Saturday, May 10, 2008

Ammonia Function on Pyrophosphate Plating

A small amount of ammonia is used to produce more uniform and lustrous deposits and to improve anode corrosion. Excess ammonia can cause suprous oxide, 140 g of ammonium hydroxide per square meter of exposed surface per day, or as determinate by chemical analysis of the bath. In some installations, gaseous ammonia is used. Ammonia consumption will increase with increasing temperature, pH, agitation and ammonia content in the bath.

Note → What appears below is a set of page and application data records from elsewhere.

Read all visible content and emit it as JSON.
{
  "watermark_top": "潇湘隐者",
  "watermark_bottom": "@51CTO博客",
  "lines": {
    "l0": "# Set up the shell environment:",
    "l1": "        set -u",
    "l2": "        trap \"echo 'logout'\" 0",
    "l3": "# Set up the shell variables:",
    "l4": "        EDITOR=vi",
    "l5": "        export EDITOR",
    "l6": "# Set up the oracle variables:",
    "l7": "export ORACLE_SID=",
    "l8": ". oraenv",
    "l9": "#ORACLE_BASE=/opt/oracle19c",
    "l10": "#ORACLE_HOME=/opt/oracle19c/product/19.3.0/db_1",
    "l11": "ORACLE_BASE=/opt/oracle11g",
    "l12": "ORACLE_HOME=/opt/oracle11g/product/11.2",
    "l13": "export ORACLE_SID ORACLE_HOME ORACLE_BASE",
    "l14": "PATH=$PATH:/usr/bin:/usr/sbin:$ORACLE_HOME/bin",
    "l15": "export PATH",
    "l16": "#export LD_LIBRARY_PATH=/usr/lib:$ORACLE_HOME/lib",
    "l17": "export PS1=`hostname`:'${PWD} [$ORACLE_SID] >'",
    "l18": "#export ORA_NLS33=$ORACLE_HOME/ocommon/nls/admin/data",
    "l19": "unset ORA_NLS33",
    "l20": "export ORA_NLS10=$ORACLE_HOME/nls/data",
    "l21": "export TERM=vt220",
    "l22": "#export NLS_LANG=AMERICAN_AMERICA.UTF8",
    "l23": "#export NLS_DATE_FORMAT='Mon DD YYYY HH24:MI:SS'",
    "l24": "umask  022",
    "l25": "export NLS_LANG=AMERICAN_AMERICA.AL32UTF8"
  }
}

Current had little effect on consumption. OrthophosphateOrthophosphate formed by hydrolysis of pyrophosphate is beneficial in that it promotes anode corrosion and acts as a buffer. It has no harmful effects on the plating characteristics of a bath until its concentration reaches about 100 g./l. Above this concentration, conductivity and bright plating range are decreased and banded deposits are obtained.Low pH (less than 7), high P2O7/Cu ratio, high temperature (greater than 60oC) in the plating bath or heat exchanger, or local overheating will cause orthophosphate to build up. Orthophosphate can't be removed only by either discharging the bath altogether or by diluting and rebuilding it.

When use at controlled, limited concentrations, organic additives refine the grain structure, impart leveling characteristics to the plating bath, and act as brighteners. However, decomposition products from an excessive additive concentration can cause brittle copper deposits. Thus for optimum quality deposits, no more additive should be added to a bath than is necessary to replace losses by consumption.Organic additives covered in the patent literature as brighteners include mercaptothiadiazoles, mercaptothiazoles, mercaptobenzimidiazole and pyrimidines.

Numerous other materials such as glyserol, triethanolamine, trioxyglutaric acid, diphenylamine sulfonic acid, napthalene disulfonic acid, gelatine, bakers yeast, casein, glycocoll, sodium selenite, sodium sulfite, Rochelle salt, sodium thiosulphate, potassium bromide, and the chlorides of As, Bi, Fe, Cr, Sn, Zn, Cd, Pb and alkali metals have been used as brighteners. Addition of small amounts of lead as lead carbonate are reported to improve plating properties. Organic acids such as oxalic, lactic, tartaric, malic, and citric or their ammonium or alkali salts also produce some brightening.